Drawing on over two decades of relevant experience, the author sets forth the primary proposition that the equitable and accessible provision of banking services has never been a core component of modern banking sector legal reform in developing countries. Over the course of the article, the author evaluates the past fifteen years of banking law reform for developing countries and considers recent World Bank efforts to address financial access and equity issues. The article also includes a discussion of the rise of microfinancing and private banking industry initiatives in South Africa. The author concludes with reflections on the importance of a suitable legal-institutional infrastructure and policy reorientation in financial sector reform efforts in the developing world.
Texas International Law Journal

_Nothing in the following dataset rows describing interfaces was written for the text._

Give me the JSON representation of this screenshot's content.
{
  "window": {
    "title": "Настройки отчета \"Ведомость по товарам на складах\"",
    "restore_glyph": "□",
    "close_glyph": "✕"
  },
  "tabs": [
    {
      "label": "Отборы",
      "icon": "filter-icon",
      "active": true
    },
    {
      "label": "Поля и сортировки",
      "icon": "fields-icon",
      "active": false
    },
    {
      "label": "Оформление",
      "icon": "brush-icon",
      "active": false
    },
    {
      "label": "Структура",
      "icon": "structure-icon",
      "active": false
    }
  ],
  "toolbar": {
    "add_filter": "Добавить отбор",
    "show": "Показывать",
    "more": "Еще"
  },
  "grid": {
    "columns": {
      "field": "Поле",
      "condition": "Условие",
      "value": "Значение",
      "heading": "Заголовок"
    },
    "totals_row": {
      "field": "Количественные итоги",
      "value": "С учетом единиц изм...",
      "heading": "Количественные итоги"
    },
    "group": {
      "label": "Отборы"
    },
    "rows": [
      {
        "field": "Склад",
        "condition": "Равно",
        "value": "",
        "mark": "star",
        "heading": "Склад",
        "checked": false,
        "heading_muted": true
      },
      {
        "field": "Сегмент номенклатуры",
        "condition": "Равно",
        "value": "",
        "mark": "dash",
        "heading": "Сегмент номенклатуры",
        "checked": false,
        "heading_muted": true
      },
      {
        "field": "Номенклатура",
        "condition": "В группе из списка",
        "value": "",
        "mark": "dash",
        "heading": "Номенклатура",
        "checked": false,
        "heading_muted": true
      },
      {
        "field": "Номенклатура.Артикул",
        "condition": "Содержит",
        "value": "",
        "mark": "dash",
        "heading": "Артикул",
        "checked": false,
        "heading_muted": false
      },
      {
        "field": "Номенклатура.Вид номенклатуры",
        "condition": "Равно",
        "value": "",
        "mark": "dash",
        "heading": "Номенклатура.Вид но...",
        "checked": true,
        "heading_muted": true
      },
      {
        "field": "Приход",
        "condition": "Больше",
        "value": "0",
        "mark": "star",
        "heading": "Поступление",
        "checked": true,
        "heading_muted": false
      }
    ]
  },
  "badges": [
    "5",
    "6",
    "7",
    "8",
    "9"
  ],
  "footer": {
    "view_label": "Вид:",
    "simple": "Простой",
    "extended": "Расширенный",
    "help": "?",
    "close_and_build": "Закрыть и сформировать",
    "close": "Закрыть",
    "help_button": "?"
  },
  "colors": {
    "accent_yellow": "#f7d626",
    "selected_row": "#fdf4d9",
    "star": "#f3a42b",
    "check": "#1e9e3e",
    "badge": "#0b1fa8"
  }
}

Joseph J. Norton, Banking Law Reform and Users-Consumers in Developing Economies: Creating an Accessible and Equitable Consumer Base from the Excluded , 42 TEX. INT'l L.J. 789 (2007).